With all images omitted, write out the records word for word.

## DATA FOR PROCESSING
++++++++

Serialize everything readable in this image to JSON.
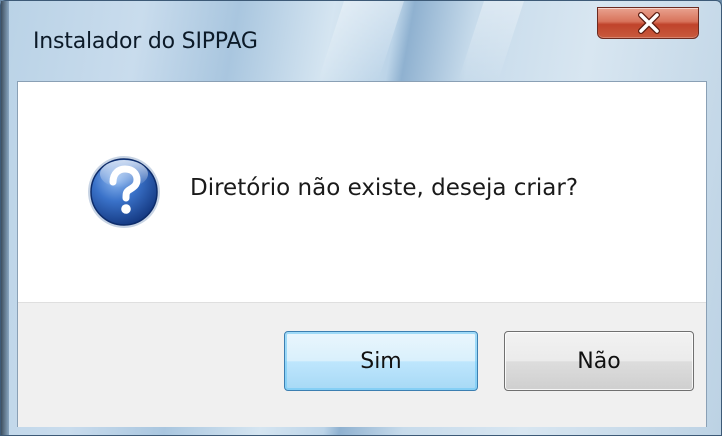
{
  "window": {
    "title": "Instalador do SIPPAG",
    "close_icon": "close-icon"
  },
  "dialog": {
    "icon": "question-icon",
    "message": "Diretório não existe, deseja criar?"
  },
  "buttons": {
    "yes_label": "Sim",
    "no_label": "Não"
  },
  "colors": {
    "close_button": "#c8452d",
    "question_icon": "#2a5db3",
    "default_button_border": "#3c7fb1",
    "footer_background": "#f0f0f0"
  }
}
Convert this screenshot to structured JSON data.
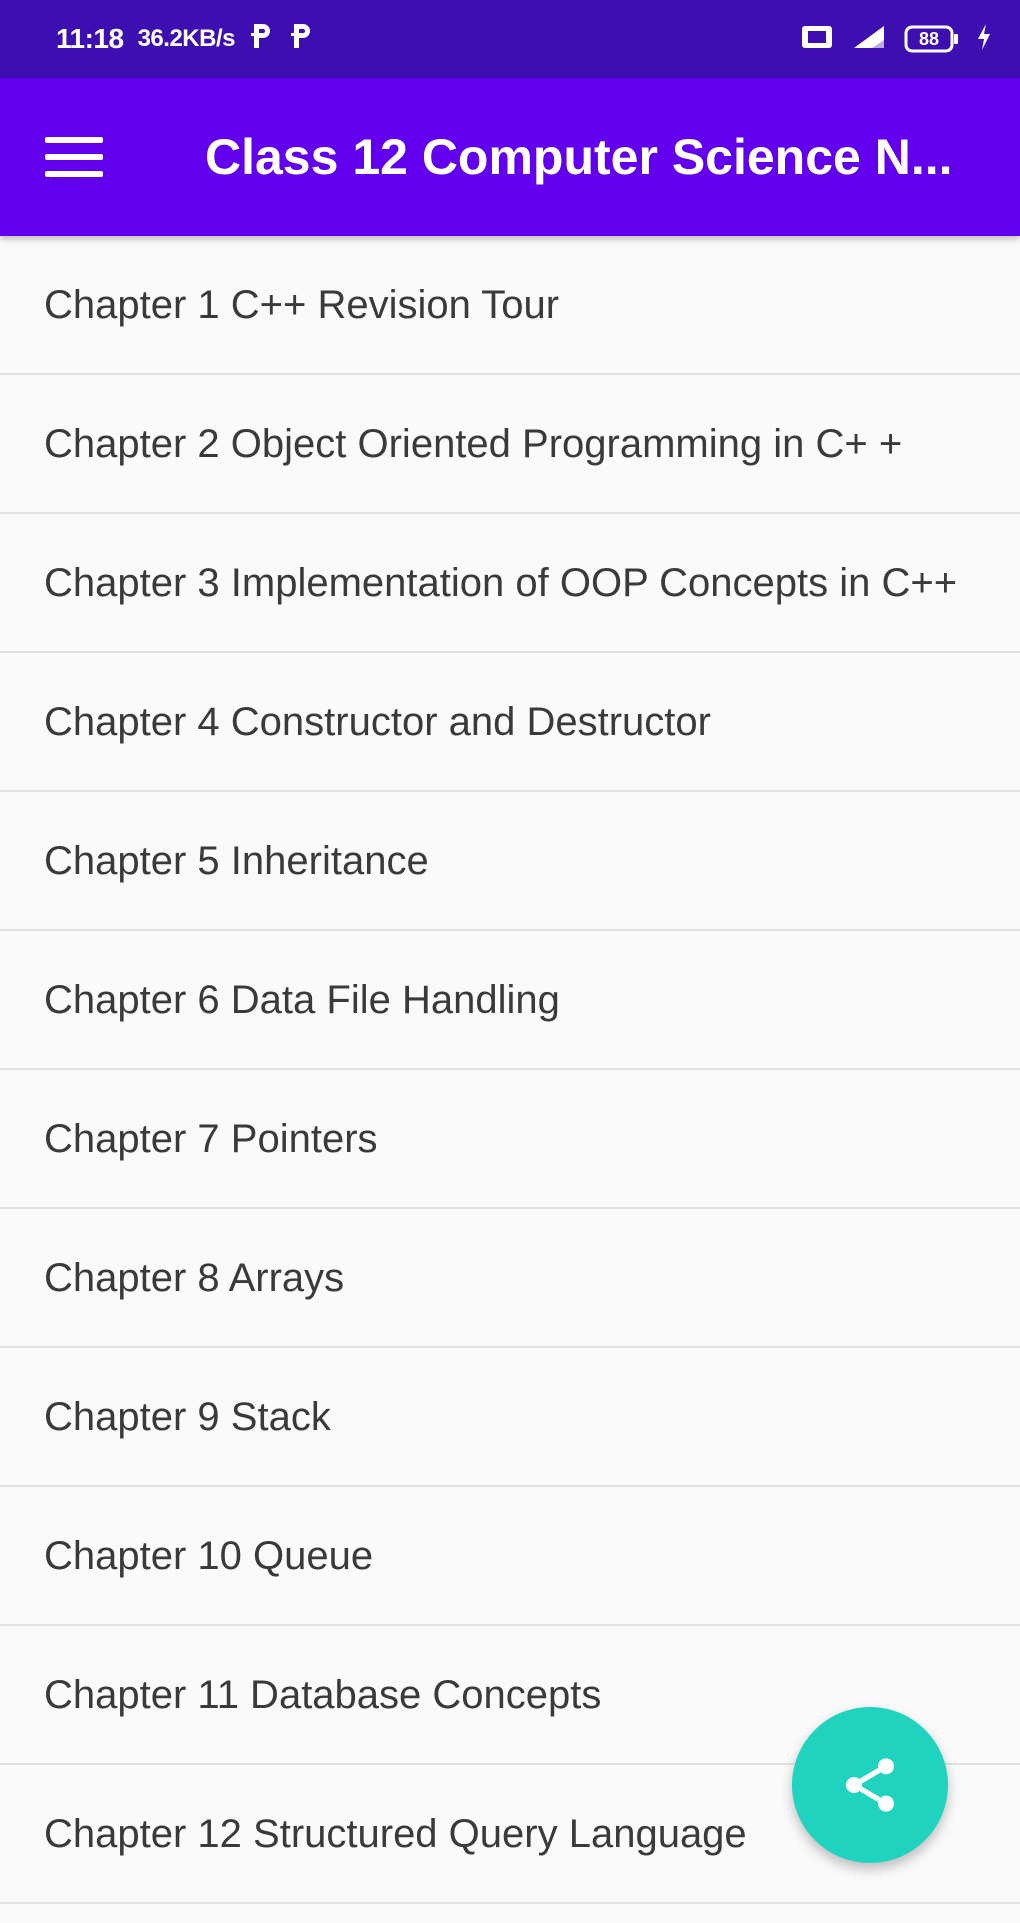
{
  "status_bar": {
    "time": "11:18",
    "network_speed": "36.2KB/s",
    "notification_icons": [
      "p-app-icon",
      "p-app-icon"
    ],
    "right_icons": [
      "sim-icon",
      "signal-icon",
      "battery-icon",
      "charging-icon"
    ],
    "battery_level": "88"
  },
  "app_bar": {
    "title": "Class 12 Computer Science N...",
    "menu_icon": "hamburger-menu-icon",
    "color": "#6200ee"
  },
  "chapters": [
    {
      "label": "Chapter 1 C++ Revision Tour"
    },
    {
      "label": "Chapter 2 Object Oriented Programming in C+ +"
    },
    {
      "label": "Chapter 3 Implementation of OOP Concepts in C++"
    },
    {
      "label": "Chapter 4 Constructor and Destructor"
    },
    {
      "label": "Chapter 5 Inheritance"
    },
    {
      "label": "Chapter 6 Data File Handling"
    },
    {
      "label": "Chapter 7 Pointers"
    },
    {
      "label": "Chapter 8 Arrays"
    },
    {
      "label": "Chapter 9 Stack"
    },
    {
      "label": "Chapter 10 Queue"
    },
    {
      "label": "Chapter 11 Database Concepts"
    },
    {
      "label": "Chapter 12 Structured Query Language"
    }
  ],
  "fab": {
    "icon": "share-icon",
    "color": "#1fd3be"
  }
}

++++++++

## ANSWER SPACE
Serialize everything readable in this image to JSON.
{
  "window": {
    "title": "Instalador do SIPPAG",
    "close_icon": "close-icon"
  },
  "dialog": {
    "icon": "question-icon",
    "message": "Diretório não existe, deseja criar?"
  },
  "buttons": {
    "yes_label": "Sim",
    "no_label": "Não"
  },
  "colors": {
    "close_button": "#c8452d",
    "question_icon": "#2a5db3",
    "default_button_border": "#3c7fb1",
    "footer_background": "#f0f0f0"
  }
}
Convert this screenshot to structured JSON data.
{
  "status_bar": {
    "time": "11:18",
    "network_speed": "36.2KB/s",
    "notification_icons": [
      "p-app-icon",
      "p-app-icon"
    ],
    "right_icons": [
      "sim-icon",
      "signal-icon",
      "battery-icon",
      "charging-icon"
    ],
    "battery_level": "88"
  },
  "app_bar": {
    "title": "Class 12 Computer Science N...",
    "menu_icon": "hamburger-menu-icon",
    "color": "#6200ee"
  },
  "chapters": [
    {
      "label": "Chapter 1 C++ Revision Tour"
    },
    {
      "label": "Chapter 2 Object Oriented Programming in C+ +"
    },
    {
      "label": "Chapter 3 Implementation of OOP Concepts in C++"
    },
    {
      "label": "Chapter 4 Constructor and Destructor"
    },
    {
      "label": "Chapter 5 Inheritance"
    },
    {
      "label": "Chapter 6 Data File Handling"
    },
    {
      "label": "Chapter 7 Pointers"
    },
    {
      "label": "Chapter 8 Arrays"
    },
    {
      "label": "Chapter 9 Stack"
    },
    {
      "label": "Chapter 10 Queue"
    },
    {
      "label": "Chapter 11 Database Concepts"
    },
    {
      "label": "Chapter 12 Structured Query Language"
    }
  ],
  "fab": {
    "icon": "share-icon",
    "color": "#1fd3be"
  }
}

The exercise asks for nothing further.